- Atmospheric Science
- Material Type:
- Lesson Plan
- Student Guide
- Teaching/Learning Strategy
- Unit of Study
- Assessment Specialist Colleen O’Brien
- Boston College Emily Harris
- BSCS Science Learning Audrey Mohan
- BSCS Science Learning Dawn Novak
- BSCS Science Learning Katie Van Horne
- BSCS Science Learning Lindsey Mohan
- BSCS Science Learning Tracey Ramirez
- Columbia University Elisabeth Cohen
- Indian Woods Middle School Ann Rivet
- Indian Woods Middle School Whitney Smith
- Lombard Middle School Vanessa Hannana
- Michael Novak
- Northwestern University Renee Affolter
- Williston Central School Heather Galbreath
- Date Added:
Students' conceptual understanding of chemical reactions is foundational to much science learning. Understanding atomic level reactions is crucial for learning physical, life, earth, and space science. Even more importantly, they open up new windows of curiosity for students to see the world around them. By seventh grade, students are ready to take on the abstract nature of the interactions of atoms and molecules far too small to see.
To pique students’ curiosity and anchor the learning for the unit in the visible and concrete, students start with an experience of observing and analyzing a bath bomb as it fizzes and eventually disappears in the water. Their observations and questions about what is going on drive learning that digs into a series of related phenomena as students iterate and improve their models depicting what happens during chemical reactions.

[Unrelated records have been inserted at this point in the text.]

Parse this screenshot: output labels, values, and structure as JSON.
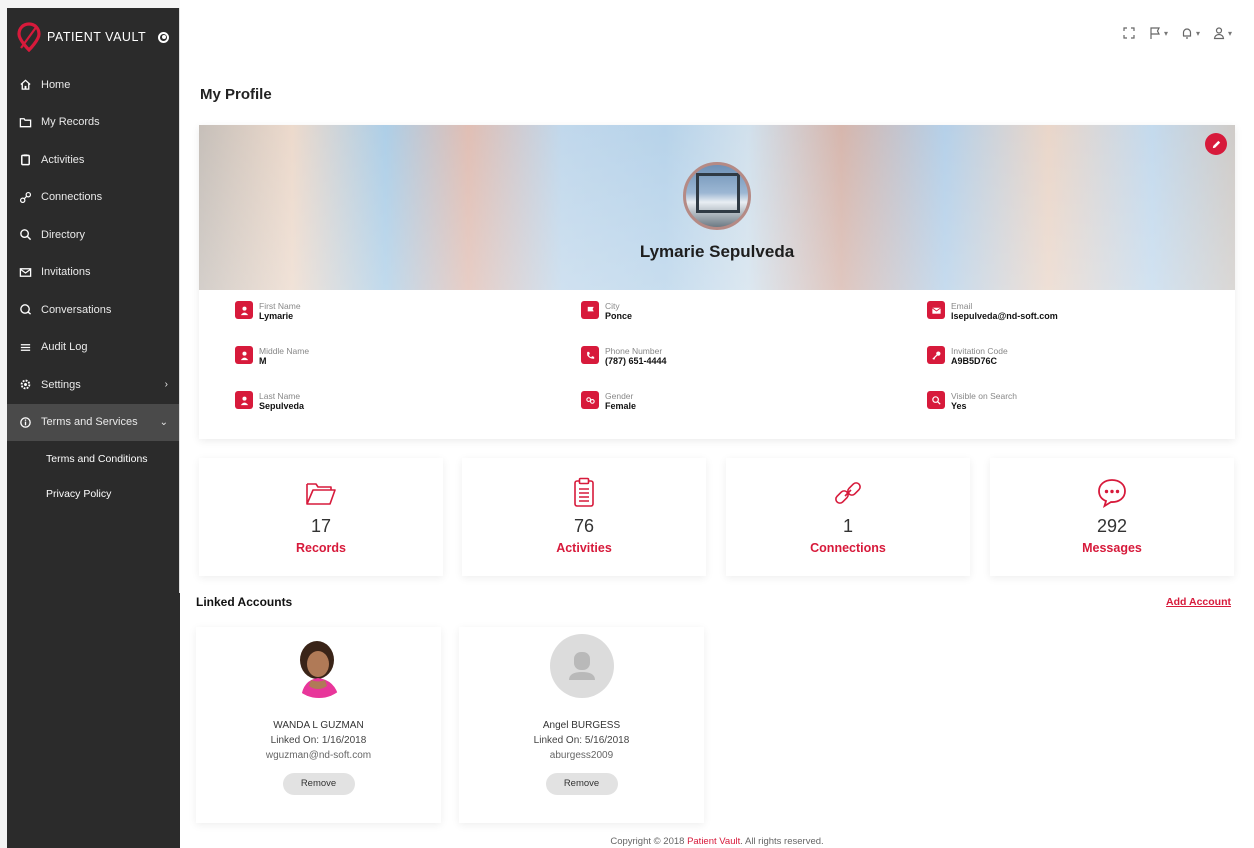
{
  "brand": {
    "name": "PATIENT VAULT",
    "accent": "#d71a3b"
  },
  "sidebar": {
    "items": [
      {
        "label": "Home",
        "icon": "home-icon"
      },
      {
        "label": "My Records",
        "icon": "folder-icon"
      },
      {
        "label": "Activities",
        "icon": "clipboard-icon"
      },
      {
        "label": "Connections",
        "icon": "link-icon"
      },
      {
        "label": "Directory",
        "icon": "search-icon"
      },
      {
        "label": "Invitations",
        "icon": "envelope-icon"
      },
      {
        "label": "Conversations",
        "icon": "chat-icon"
      },
      {
        "label": "Audit Log",
        "icon": "menu-icon"
      },
      {
        "label": "Settings",
        "icon": "gear-icon"
      },
      {
        "label": "Terms and Services",
        "icon": "info-icon"
      }
    ],
    "sub_items": [
      {
        "label": "Terms and Conditions"
      },
      {
        "label": "Privacy Policy"
      }
    ]
  },
  "page": {
    "title": "My Profile"
  },
  "profile": {
    "name": "Lymarie Sepulveda",
    "fields": [
      {
        "label": "First Name",
        "value": "Lymarie",
        "icon": "user-icon"
      },
      {
        "label": "Middle Name",
        "value": "M",
        "icon": "user-icon"
      },
      {
        "label": "Last Name",
        "value": "Sepulveda",
        "icon": "user-icon"
      },
      {
        "label": "City",
        "value": "Ponce",
        "icon": "flag-icon"
      },
      {
        "label": "Phone Number",
        "value": "(787) 651-4444",
        "icon": "phone-icon"
      },
      {
        "label": "Gender",
        "value": "Female",
        "icon": "gender-icon"
      },
      {
        "label": "Email",
        "value": "lsepulveda@nd-soft.com",
        "icon": "envelope-icon"
      },
      {
        "label": "Invitation Code",
        "value": "A9B5D76C",
        "icon": "key-icon"
      },
      {
        "label": "Visible on Search",
        "value": "Yes",
        "icon": "search-icon"
      }
    ]
  },
  "stats": [
    {
      "value": "17",
      "label": "Records",
      "icon": "folder-icon"
    },
    {
      "value": "76",
      "label": "Activities",
      "icon": "clipboard-icon"
    },
    {
      "value": "1",
      "label": "Connections",
      "icon": "link-icon"
    },
    {
      "value": "292",
      "label": "Messages",
      "icon": "chat-bubble-icon"
    }
  ],
  "linked": {
    "title": "Linked Accounts",
    "add_label": "Add Account",
    "accounts": [
      {
        "name": "WANDA L GUZMAN",
        "linked_on": "Linked On: 1/16/2018",
        "contact": "wguzman@nd-soft.com",
        "remove_label": "Remove"
      },
      {
        "name": "Angel BURGESS",
        "linked_on": "Linked On: 5/16/2018",
        "contact": "aburgess2009",
        "remove_label": "Remove"
      }
    ]
  },
  "footer": {
    "prefix": "Copyright © 2018 ",
    "brand": "Patient Vault",
    "suffix": ". All rights reserved."
  }
}
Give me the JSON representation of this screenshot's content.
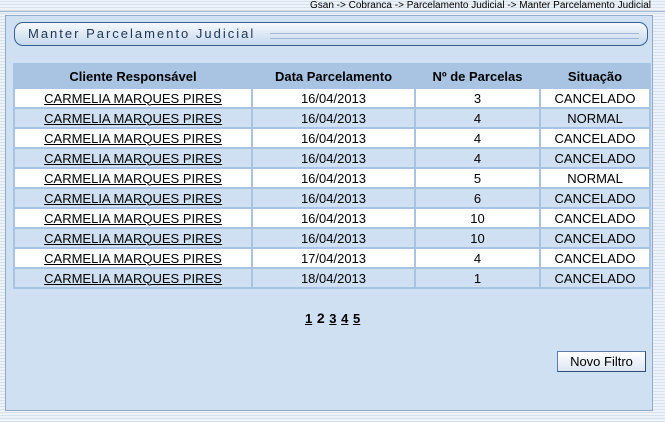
{
  "breadcrumb": "Gsan -> Cobranca -> Parcelamento Judicial -> Manter Parcelamento Judicial",
  "panel_title": "Manter Parcelamento Judicial",
  "table": {
    "headers": [
      "Cliente Responsável",
      "Data Parcelamento",
      "Nº de Parcelas",
      "Situação"
    ],
    "rows": [
      [
        "CARMELIA MARQUES PIRES",
        "16/04/2013",
        "3",
        "CANCELADO"
      ],
      [
        "CARMELIA MARQUES PIRES",
        "16/04/2013",
        "4",
        "NORMAL"
      ],
      [
        "CARMELIA MARQUES PIRES",
        "16/04/2013",
        "4",
        "CANCELADO"
      ],
      [
        "CARMELIA MARQUES PIRES",
        "16/04/2013",
        "4",
        "CANCELADO"
      ],
      [
        "CARMELIA MARQUES PIRES",
        "16/04/2013",
        "5",
        "NORMAL"
      ],
      [
        "CARMELIA MARQUES PIRES",
        "16/04/2013",
        "6",
        "CANCELADO"
      ],
      [
        "CARMELIA MARQUES PIRES",
        "16/04/2013",
        "10",
        "CANCELADO"
      ],
      [
        "CARMELIA MARQUES PIRES",
        "16/04/2013",
        "10",
        "CANCELADO"
      ],
      [
        "CARMELIA MARQUES PIRES",
        "17/04/2013",
        "4",
        "CANCELADO"
      ],
      [
        "CARMELIA MARQUES PIRES",
        "18/04/2013",
        "1",
        "CANCELADO"
      ]
    ]
  },
  "pagination": {
    "pages": [
      "1",
      "2",
      "3",
      "4",
      "5"
    ],
    "current": "2"
  },
  "new_filter_button": "Novo Filtro",
  "colors": {
    "panel_bg": "#cfe0f3",
    "header_bg": "#a8c4e2",
    "row_white": "#ffffff",
    "row_blue": "#cfe0f3"
  }
}
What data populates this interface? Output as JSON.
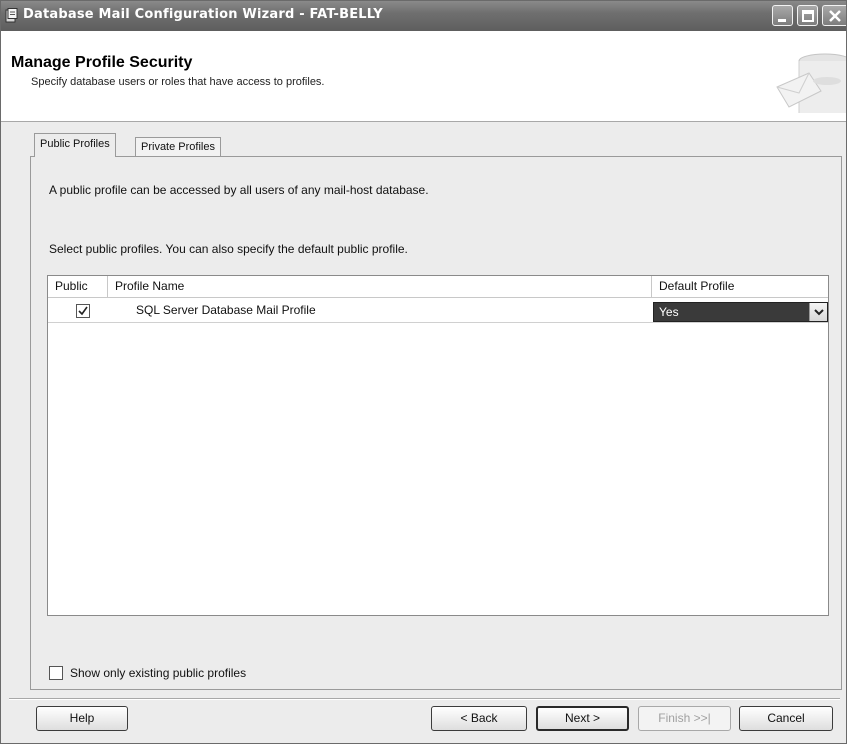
{
  "window": {
    "title": "Database Mail Configuration Wizard - FAT-BELLY",
    "icon": "wizard-app-icon",
    "controls": [
      "minimize-icon",
      "maximize-icon",
      "close-icon"
    ]
  },
  "header": {
    "title": "Manage Profile Security",
    "subtitle": "Specify database users or roles that have access to profiles."
  },
  "tabs": [
    {
      "label": "Public Profiles",
      "selected": true
    },
    {
      "label": "Private Profiles",
      "selected": false
    }
  ],
  "panel": {
    "info_text": "A public profile can be accessed by all users of any mail-host database.",
    "instruction_text": "Select public profiles. You can also specify the default public profile."
  },
  "grid": {
    "columns": [
      "Public",
      "Profile Name",
      "Default Profile"
    ],
    "rows": [
      {
        "public": true,
        "profile_name": "SQL Server Database Mail Profile",
        "default_profile": "Yes"
      }
    ]
  },
  "options": {
    "show_existing_label": "Show only existing public profiles",
    "show_existing_checked": false
  },
  "buttons": {
    "help": "Help",
    "back": "< Back",
    "next": "Next >",
    "finish": "Finish >>|",
    "cancel": "Cancel"
  },
  "colors": {
    "titlebar": "#6f6f6f",
    "selected_cell": "#3a3a3a",
    "dialog_bg": "#ececec"
  }
}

By the end of the unit, students have a firm grasp on how to model simple molecules, know what to look for to determine if chemical reactions have occurred, and apply their knowledge to chemical reactions to show how mass is conserved when atoms are rearranged.

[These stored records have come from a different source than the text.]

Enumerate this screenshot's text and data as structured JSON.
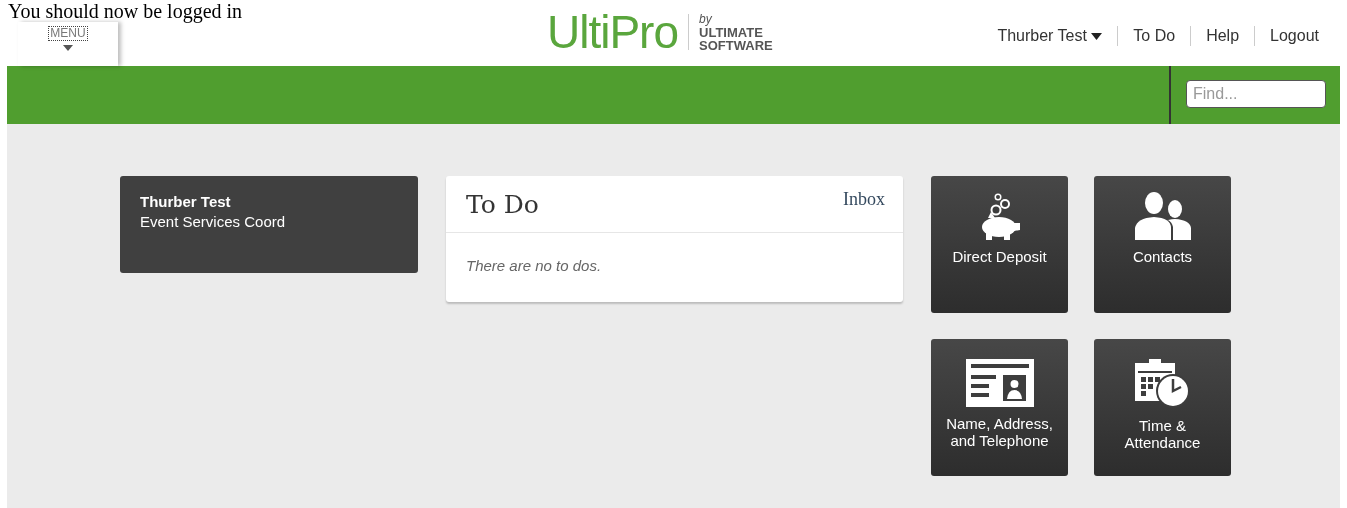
{
  "notice": "You should now be logged in",
  "menu": {
    "label": "MENU"
  },
  "logo": {
    "name": "UltiPro",
    "by": "by",
    "company_line_1": "ULTIMATE",
    "company_line_2": "SOFTWARE"
  },
  "user_nav": [
    {
      "label": "Thurber Test",
      "dropdown": true
    },
    {
      "label": "To Do",
      "dropdown": false
    },
    {
      "label": "Help",
      "dropdown": false
    },
    {
      "label": "Logout",
      "dropdown": false
    }
  ],
  "search": {
    "placeholder": "Find..."
  },
  "profile": {
    "name": "Thurber Test",
    "title": "Event Services Coord"
  },
  "todo": {
    "title": "To Do",
    "link": "Inbox",
    "empty_text": "There are no to dos."
  },
  "tiles": [
    {
      "kind": "deposit",
      "label": "Direct Deposit"
    },
    {
      "kind": "contacts",
      "label": "Contacts"
    },
    {
      "kind": "profile",
      "label": "Name, Address, and Telephone"
    },
    {
      "kind": "time",
      "label": "Time & Attendance"
    }
  ]
}
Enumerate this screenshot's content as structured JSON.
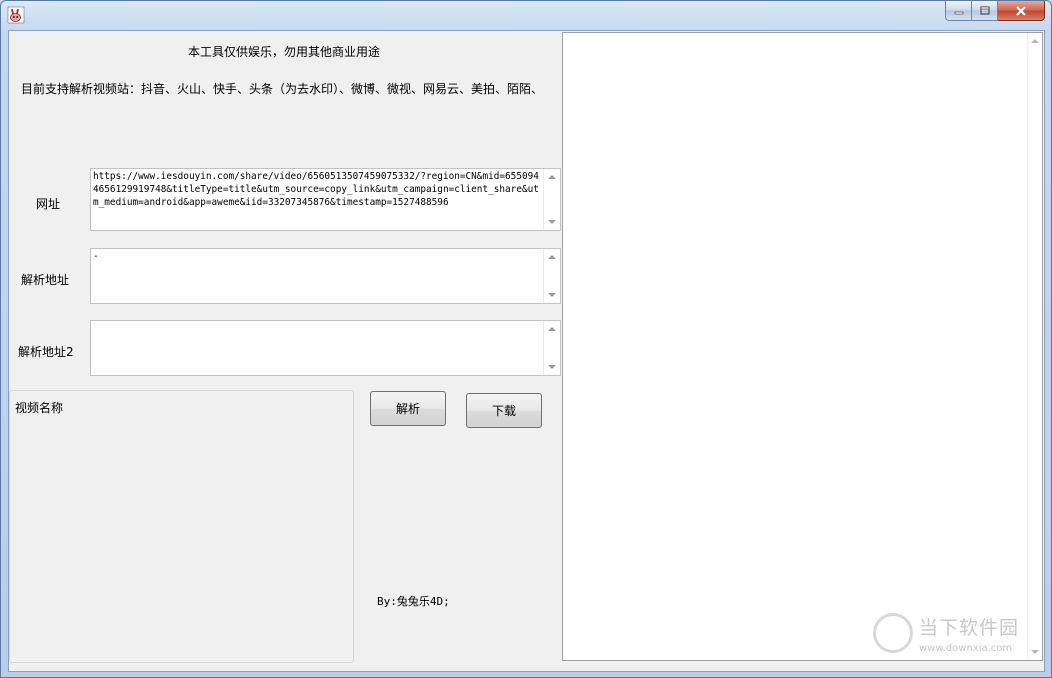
{
  "window": {
    "title": "",
    "controls": {
      "minimize_icon": "minimize-icon",
      "maximize_icon": "maximize-icon",
      "close_icon": "close-icon"
    }
  },
  "header": {
    "notice": "本工具仅供娱乐，勿用其他商业用途",
    "supported_sites": "目前支持解析视频站：抖音、火山、快手、头条（为去水印）、微博、微视、网易云、美拍、陌陌、"
  },
  "form": {
    "url_label": "网址",
    "url_value": "https://www.iesdouyin.com/share/video/6560513507459075332/?region=CN&mid=6550944656129919748&titleType=title&utm_source=copy_link&utm_campaign=client_share&utm_medium=android&app=aweme&iid=33207345876&timestamp=1527488596",
    "parse_label": "解析地址",
    "parse_value": "-",
    "parse2_label": "解析地址2",
    "parse2_value": ""
  },
  "video": {
    "name_label": "视频名称"
  },
  "buttons": {
    "parse": "解析",
    "download": "下载"
  },
  "author": "By:兔兔乐4D;",
  "watermark": {
    "title": "当下软件园",
    "url": "www.downxia.com"
  },
  "colors": {
    "client_bg": "#f0f0f0",
    "titlebar": "#c4d8ef",
    "close": "#c4462e"
  }
}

Embedded in this unit are a variety of assessments, including self, peer, formative, and summative assessment tasks. This unit concludes with a transfer task in which students apply what they have figured out to two different related phenomena, elephant’s toothpaste and the crumbling of the marble that makes up the Taj Mahal.
This unit on matter cycling and photosynthesis begins with students reflecting on what they ate for breakfast. Students are prompted to consider where their food comes from and consider which breakfast items might be from plants. Then students taste a common breakfast food, maple syrup, and see that according to the label, it is 100% from a tree.

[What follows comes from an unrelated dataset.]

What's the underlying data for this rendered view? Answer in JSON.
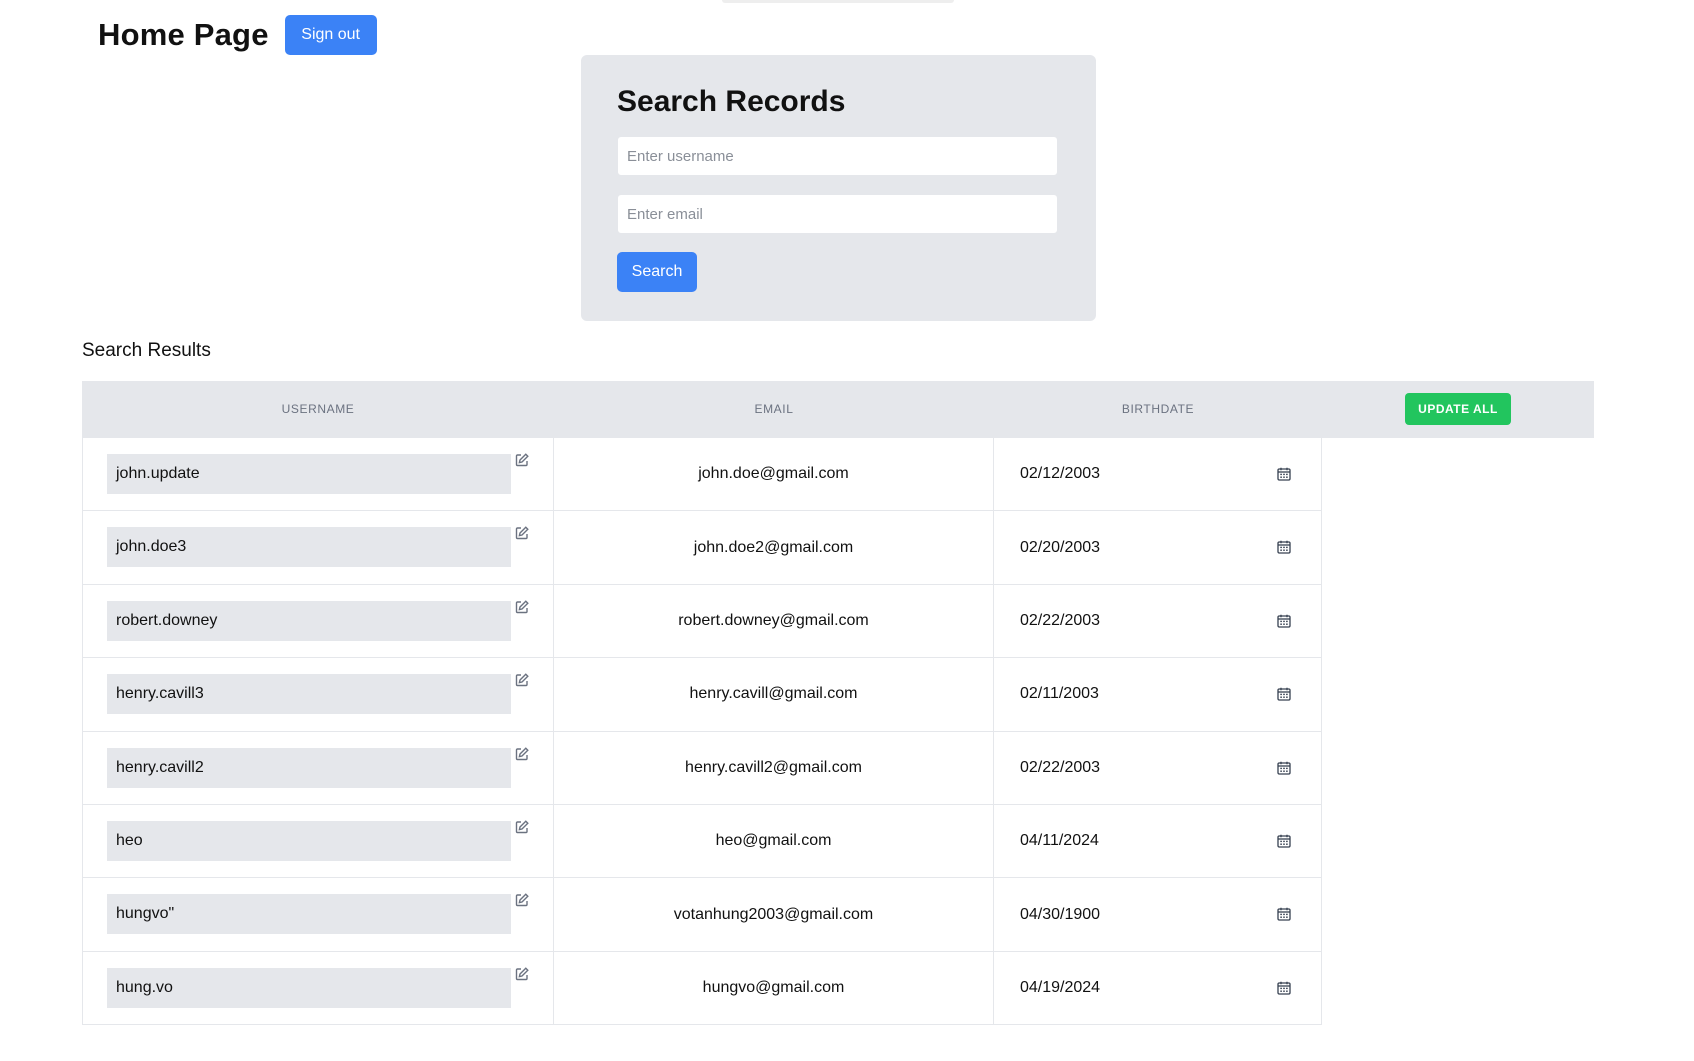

Based on the preceding unit, students argue that they know what happens to the sugar in syrup when they consume it. It is absorbed into the circulatory system and transported to cells in their body to be used for fuel. Students explore what else is in food and discover that food from plants, like bananas, peanut butter, beans, avocado, and almonds, not only have sugars but proteins and fats as well. This discovery leads them to wonder how plants are getting these food molecules and where a plant’s food comes from.
Students figure out that they can trace all food back to plants, including processed and synthetic food. They obtain and communicate information to explain how matter gets from living things that have died back into the system through processes done by decomposers. Students finally explain that the pieces of their food are constantly recycled between living and nonliving parts of a system.
- Forestry and Agriculture
- Material Type:
- Unit of Study
- Assessment Specialist Kelsey Edwards
- BSCS Science Learning Meghan McCleary
- BSCS Science Learning Tyler Scaletta
- Chicago Public Schools Katie Van Horne
- Field Test Unit Lead and Reviewer
- Hugh B. Bain Middle School Elizabeth Xeng de los Santos
- James Ward School Mary Colannino
- Jamie Noll
- Maine Mathematics and Science Alliance Emily Harris
- Northwestern University Christina Murzynski
- Northwestern University Dawn Novak
- Northwestern University Kate Cook-Whitt
- Northwestern University Misty Richmond
- Northwestern University Tara McGill
- The Nora Project Michael Novak
- University of California – Davis Cindy Passmore
- University of Illinois Extension Katy Fattaleh
- University of Illinois Extension Sue Gasper
- University of Nevada – Reno Chris Griesemer
- Date Added: